Dedicated to Denise:
DSP shares story of satisfaction and discovery


Susan Petty is a Developmental Assistant at the St. Charles Habilitation Center in St. Charles, Missouri

I would like to share a story about a young woman I am fortunate to work with – Denise. I have worked with Denise for over ten years. Over time we have become good friends, and in this friendship I have received many rewards for my work, even surprises and wonderful discoveries.

A few years ago, I took Denise shopping for shoes and then to lunch. I told her to pick out a pair of tennis shoes she liked. After surveying the assortment in her size, she finally picked out a pair. But they cost more than she could afford. I told her this, and suggested she find another pair she liked. Again she looked around the shelves, picking through the different kinds, and found another pair that suited her and that she could afford. She took the shoes and went to pay for them. Denise gave the cashier her money. When the cashier turned to us to give back her change, however, she started to hand the money to me. I told her, “You didn’t receive the money from me. You got it from this woman.” The cashier then gave the change to Denise. Denise picked up her bag with her new shoes in it and we headed for lunch. I will never forget the big smile on Denise’s face when I reminded the cashier that she had paid for the shoes and the change should go to her. This kind of experience, which has happened many times in the ten years I’ve worked with Denise, has made my time and work very fulfilling and satisfying. 
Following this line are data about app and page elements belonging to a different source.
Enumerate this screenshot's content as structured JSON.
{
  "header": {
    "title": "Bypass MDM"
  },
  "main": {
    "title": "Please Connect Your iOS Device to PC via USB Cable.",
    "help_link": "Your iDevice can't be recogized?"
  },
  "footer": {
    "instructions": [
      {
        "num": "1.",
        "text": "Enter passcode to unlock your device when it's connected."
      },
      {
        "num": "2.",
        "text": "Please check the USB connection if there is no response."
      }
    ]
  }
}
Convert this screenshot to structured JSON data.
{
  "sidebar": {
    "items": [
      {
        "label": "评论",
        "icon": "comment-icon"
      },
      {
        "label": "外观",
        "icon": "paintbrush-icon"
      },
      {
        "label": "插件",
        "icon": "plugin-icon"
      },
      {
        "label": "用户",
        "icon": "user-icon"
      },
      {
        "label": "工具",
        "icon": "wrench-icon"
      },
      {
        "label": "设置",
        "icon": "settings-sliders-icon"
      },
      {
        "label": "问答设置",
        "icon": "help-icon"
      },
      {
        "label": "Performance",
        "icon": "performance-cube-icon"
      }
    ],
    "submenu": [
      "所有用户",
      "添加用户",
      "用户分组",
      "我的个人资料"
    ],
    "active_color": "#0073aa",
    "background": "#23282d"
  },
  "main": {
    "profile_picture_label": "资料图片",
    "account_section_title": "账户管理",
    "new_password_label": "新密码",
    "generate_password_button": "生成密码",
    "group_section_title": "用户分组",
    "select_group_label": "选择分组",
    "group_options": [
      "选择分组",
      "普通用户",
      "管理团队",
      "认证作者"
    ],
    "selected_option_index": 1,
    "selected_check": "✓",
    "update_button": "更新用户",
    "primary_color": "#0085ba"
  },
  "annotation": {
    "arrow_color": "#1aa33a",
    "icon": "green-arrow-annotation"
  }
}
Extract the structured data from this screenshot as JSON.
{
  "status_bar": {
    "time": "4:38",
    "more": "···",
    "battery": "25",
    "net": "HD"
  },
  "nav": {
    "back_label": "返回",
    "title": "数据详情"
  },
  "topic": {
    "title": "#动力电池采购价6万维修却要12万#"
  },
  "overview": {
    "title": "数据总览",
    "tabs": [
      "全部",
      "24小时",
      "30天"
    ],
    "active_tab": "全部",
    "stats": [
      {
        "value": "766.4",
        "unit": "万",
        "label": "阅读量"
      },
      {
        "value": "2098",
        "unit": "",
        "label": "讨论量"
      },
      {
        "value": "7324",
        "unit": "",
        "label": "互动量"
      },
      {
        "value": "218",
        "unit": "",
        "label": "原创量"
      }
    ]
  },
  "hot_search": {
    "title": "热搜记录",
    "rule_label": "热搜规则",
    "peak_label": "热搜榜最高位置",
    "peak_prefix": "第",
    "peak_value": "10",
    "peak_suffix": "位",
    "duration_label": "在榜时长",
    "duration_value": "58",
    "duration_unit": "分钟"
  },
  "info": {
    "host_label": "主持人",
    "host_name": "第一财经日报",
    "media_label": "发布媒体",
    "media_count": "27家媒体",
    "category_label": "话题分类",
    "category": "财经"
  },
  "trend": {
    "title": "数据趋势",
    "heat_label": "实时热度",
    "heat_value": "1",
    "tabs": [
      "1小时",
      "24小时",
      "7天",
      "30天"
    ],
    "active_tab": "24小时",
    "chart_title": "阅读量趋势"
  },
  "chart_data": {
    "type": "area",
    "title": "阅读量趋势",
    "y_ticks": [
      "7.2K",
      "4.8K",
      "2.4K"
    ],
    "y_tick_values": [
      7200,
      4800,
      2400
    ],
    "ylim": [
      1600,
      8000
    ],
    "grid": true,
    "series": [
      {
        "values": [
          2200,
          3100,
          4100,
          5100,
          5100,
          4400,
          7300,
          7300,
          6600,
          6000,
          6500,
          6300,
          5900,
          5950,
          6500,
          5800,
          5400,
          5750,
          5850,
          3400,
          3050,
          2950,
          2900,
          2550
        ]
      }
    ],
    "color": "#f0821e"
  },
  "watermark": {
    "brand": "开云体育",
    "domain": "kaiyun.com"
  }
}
In all the time I have worked with Denise, I had never heard her speak. Recently, I made a startling discovery. I was in her home putting dishes in the dishwasher when I heard someone say, “I done *#!*.” I turned around to see who it was. Denise was standing in the hallway. I knew that it wasn’t her, though, because I knew she couldn’t talk. I figured someone else in the home had walked by and said it, so I went back to loading the dishwasher. I heard the same phrase, again. I thought maybe that I was hearing things because I knew it couldn’t be Denise. Defying my stubborn disbelief, however, Denise said the phrase a third time when I could see it was her. I was shocked and happy. I thought, in addition to speaking, she had also said a complete sentence. I think she was proud of herself and wanted me to be proud of her also, which I was. Since then, she has been practicing more speech, and I let her know how proud I am of her. When I started working with people living in institutions 19 years ago, I knew I wanted to make a difference in someone’s life. That someone turned out to be Denise. I enjoy working with people. I feel my work is important not only to myself, but also to the people I am helping to learn new things, to have a more positive outlook on life, and to have a more meaningful lifestyle. I know it takes time, but with patience, you know that you are making a difference and it feels good.